• SOURCE RECORDS:
>>>
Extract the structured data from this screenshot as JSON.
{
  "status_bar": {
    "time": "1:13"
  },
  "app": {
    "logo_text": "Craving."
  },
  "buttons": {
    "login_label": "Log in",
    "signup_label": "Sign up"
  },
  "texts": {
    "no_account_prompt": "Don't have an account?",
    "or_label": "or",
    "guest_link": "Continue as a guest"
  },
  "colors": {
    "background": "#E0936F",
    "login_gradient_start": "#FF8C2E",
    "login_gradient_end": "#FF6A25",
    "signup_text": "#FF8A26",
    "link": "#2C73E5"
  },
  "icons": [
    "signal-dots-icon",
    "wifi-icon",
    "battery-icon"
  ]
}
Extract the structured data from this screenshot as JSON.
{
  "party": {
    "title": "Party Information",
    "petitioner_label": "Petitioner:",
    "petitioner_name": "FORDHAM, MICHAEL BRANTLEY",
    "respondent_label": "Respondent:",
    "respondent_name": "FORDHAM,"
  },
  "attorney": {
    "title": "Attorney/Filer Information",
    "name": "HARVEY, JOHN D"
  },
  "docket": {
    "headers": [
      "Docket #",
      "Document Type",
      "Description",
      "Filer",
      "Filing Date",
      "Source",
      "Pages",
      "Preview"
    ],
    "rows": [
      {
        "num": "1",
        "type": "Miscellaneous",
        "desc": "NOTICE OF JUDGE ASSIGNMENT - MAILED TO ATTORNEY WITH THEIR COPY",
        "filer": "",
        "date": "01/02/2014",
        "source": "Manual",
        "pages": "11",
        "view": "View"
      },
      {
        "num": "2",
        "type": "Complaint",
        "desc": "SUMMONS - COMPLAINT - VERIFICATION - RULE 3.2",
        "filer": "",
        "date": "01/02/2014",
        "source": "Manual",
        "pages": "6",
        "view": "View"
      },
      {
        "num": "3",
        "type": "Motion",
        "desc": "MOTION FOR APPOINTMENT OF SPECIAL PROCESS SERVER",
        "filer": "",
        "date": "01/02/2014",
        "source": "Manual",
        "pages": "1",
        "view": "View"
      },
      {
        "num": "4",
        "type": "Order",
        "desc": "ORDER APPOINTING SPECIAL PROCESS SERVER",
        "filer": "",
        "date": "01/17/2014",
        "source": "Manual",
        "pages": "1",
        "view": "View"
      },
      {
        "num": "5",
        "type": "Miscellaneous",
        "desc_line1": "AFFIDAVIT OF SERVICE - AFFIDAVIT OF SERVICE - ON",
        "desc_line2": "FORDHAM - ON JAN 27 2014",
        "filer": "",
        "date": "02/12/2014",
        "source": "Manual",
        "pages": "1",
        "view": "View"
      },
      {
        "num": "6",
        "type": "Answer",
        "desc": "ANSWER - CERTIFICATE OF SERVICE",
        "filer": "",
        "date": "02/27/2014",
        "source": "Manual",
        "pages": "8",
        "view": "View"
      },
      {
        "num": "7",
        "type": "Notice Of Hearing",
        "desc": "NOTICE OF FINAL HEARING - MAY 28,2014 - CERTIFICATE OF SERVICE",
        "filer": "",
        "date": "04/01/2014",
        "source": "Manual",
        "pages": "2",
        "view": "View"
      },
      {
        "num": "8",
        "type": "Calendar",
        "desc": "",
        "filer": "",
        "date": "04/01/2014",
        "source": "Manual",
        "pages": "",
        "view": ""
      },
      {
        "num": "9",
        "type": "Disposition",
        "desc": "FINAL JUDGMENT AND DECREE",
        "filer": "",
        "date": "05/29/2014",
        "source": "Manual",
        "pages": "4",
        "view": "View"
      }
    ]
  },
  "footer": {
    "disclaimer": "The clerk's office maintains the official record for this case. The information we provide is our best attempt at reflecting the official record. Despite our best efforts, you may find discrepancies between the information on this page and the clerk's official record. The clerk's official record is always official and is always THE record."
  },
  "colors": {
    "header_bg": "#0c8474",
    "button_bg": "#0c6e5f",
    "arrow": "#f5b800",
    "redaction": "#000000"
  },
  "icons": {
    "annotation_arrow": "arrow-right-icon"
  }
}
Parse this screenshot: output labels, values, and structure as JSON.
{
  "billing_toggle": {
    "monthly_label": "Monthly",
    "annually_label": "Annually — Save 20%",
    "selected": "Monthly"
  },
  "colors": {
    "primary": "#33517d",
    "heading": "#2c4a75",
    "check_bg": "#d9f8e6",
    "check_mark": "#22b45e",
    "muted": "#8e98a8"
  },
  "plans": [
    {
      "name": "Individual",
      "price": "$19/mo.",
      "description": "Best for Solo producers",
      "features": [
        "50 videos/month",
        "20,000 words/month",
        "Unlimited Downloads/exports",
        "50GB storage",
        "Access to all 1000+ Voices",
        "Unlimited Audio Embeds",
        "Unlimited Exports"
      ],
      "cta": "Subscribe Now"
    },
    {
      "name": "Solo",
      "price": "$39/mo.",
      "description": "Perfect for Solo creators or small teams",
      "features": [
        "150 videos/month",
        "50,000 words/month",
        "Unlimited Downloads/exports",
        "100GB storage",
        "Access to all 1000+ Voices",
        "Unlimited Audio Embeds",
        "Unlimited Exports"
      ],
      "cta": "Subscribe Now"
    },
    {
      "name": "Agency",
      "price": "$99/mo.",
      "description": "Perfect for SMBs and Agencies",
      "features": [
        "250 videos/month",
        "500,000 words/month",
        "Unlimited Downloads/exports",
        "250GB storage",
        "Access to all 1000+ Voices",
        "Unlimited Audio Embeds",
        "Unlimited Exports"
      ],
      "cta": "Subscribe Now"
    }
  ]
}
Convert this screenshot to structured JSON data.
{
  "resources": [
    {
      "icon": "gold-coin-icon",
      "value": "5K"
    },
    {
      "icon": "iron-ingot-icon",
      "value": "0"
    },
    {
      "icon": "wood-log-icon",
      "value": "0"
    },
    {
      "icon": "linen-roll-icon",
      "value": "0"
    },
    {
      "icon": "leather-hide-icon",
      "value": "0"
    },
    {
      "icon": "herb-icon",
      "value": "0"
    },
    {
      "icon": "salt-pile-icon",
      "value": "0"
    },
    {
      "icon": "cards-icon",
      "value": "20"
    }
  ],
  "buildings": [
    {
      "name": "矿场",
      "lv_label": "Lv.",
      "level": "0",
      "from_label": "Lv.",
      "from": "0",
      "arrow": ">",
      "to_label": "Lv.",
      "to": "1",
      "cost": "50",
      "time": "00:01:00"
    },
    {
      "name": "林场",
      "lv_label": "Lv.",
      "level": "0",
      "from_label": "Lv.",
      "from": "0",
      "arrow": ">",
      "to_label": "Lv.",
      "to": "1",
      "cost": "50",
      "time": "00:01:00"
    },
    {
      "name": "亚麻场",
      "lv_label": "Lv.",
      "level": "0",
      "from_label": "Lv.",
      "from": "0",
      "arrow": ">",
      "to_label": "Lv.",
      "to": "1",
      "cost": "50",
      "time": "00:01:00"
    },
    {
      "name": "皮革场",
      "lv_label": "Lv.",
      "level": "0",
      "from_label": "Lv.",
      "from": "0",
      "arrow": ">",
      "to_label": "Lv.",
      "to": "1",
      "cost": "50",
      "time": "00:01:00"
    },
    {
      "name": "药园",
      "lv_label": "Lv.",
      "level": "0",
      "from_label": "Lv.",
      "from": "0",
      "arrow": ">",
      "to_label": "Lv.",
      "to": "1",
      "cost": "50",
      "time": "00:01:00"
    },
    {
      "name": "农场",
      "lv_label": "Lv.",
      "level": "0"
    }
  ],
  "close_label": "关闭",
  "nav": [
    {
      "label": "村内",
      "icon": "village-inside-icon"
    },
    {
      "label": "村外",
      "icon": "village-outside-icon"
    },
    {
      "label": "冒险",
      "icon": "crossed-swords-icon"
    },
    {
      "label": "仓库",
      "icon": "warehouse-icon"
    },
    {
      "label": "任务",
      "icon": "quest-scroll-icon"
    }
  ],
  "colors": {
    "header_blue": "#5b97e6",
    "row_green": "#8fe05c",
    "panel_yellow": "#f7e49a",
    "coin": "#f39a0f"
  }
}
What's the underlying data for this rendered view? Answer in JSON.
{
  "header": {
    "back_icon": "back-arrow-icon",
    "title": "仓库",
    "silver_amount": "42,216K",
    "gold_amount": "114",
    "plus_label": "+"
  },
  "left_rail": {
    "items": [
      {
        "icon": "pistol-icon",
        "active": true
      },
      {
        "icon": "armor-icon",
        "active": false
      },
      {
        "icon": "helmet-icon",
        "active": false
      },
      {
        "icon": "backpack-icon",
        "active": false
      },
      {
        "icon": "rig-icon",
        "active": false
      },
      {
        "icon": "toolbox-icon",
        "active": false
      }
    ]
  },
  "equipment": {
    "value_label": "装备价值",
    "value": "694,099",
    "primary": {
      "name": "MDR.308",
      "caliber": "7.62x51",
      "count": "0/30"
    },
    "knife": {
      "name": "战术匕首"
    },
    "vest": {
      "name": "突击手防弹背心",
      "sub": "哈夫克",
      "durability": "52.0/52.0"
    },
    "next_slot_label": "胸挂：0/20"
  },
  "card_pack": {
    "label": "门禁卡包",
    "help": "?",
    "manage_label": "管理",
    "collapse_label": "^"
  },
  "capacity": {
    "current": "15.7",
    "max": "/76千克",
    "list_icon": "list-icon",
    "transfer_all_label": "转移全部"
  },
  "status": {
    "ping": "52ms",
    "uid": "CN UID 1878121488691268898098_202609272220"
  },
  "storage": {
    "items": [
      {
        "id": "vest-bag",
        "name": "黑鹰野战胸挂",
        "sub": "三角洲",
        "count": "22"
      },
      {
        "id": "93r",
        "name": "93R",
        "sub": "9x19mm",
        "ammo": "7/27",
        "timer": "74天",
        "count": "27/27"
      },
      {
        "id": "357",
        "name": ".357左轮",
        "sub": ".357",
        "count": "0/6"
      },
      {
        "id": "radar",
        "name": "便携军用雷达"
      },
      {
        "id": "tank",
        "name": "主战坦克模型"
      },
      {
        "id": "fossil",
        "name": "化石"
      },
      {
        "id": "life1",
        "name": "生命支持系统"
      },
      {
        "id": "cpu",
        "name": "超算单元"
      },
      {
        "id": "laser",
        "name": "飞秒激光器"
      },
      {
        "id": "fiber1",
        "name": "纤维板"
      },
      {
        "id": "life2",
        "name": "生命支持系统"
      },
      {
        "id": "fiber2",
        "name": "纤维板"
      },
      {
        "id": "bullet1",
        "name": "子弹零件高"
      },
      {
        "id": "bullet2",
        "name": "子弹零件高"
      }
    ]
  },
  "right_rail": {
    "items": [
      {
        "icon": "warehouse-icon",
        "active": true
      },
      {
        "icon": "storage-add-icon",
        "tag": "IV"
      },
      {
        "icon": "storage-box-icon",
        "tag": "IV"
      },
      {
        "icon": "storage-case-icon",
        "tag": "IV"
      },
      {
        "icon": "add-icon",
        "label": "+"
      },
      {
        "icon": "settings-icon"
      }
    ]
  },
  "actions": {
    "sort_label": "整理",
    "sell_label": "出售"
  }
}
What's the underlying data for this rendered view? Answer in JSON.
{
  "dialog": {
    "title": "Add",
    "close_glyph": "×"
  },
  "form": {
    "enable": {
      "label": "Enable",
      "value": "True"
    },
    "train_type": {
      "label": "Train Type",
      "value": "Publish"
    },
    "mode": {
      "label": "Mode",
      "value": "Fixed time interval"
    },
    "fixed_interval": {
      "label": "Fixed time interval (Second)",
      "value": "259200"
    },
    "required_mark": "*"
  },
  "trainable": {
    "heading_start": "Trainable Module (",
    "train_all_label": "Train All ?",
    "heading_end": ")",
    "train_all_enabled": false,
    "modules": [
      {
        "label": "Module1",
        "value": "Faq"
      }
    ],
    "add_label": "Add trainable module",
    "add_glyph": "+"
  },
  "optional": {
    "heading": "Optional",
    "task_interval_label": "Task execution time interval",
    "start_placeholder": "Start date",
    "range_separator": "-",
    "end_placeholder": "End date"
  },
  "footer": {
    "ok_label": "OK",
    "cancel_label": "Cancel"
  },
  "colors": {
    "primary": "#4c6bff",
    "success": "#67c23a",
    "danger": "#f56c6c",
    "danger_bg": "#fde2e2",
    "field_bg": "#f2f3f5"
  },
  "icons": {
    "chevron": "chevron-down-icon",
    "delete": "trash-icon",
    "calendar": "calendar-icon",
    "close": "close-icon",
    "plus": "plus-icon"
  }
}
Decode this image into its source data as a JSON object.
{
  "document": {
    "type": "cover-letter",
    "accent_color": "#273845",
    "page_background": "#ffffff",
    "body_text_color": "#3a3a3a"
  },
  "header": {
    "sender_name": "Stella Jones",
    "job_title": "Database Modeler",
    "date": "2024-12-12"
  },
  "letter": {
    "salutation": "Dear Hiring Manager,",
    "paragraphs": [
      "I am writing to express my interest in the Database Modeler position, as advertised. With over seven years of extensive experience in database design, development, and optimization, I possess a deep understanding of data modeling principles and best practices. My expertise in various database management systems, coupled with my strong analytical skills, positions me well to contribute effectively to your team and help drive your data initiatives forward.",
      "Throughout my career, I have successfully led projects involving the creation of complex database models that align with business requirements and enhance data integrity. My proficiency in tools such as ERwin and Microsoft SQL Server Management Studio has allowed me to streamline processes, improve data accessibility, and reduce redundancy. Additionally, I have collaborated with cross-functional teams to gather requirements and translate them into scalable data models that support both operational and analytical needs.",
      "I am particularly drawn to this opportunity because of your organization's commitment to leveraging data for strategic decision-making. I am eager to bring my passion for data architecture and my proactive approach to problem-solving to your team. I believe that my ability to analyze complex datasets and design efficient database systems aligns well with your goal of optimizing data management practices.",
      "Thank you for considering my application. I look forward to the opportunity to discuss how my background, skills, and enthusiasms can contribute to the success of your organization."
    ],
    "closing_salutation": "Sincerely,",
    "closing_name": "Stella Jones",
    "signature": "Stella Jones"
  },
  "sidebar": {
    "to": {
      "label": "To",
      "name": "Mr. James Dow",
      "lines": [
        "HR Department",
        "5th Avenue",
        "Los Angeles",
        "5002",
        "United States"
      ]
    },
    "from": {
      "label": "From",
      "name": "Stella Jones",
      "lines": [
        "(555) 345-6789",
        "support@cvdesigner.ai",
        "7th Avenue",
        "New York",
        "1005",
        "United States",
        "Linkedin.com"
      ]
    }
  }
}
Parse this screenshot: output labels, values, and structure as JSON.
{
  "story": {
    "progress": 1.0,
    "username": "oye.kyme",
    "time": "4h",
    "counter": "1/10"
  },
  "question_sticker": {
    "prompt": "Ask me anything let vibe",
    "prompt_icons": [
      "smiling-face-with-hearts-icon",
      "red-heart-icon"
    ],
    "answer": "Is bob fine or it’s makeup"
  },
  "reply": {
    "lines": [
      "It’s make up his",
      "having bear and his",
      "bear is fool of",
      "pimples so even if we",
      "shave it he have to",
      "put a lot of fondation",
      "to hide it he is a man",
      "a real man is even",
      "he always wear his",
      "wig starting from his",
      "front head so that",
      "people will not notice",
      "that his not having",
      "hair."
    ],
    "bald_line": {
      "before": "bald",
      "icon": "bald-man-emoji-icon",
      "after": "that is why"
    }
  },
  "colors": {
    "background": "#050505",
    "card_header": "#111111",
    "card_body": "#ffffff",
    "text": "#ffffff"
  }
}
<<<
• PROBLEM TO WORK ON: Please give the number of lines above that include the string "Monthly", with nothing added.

• YOUR SOLUTION: 2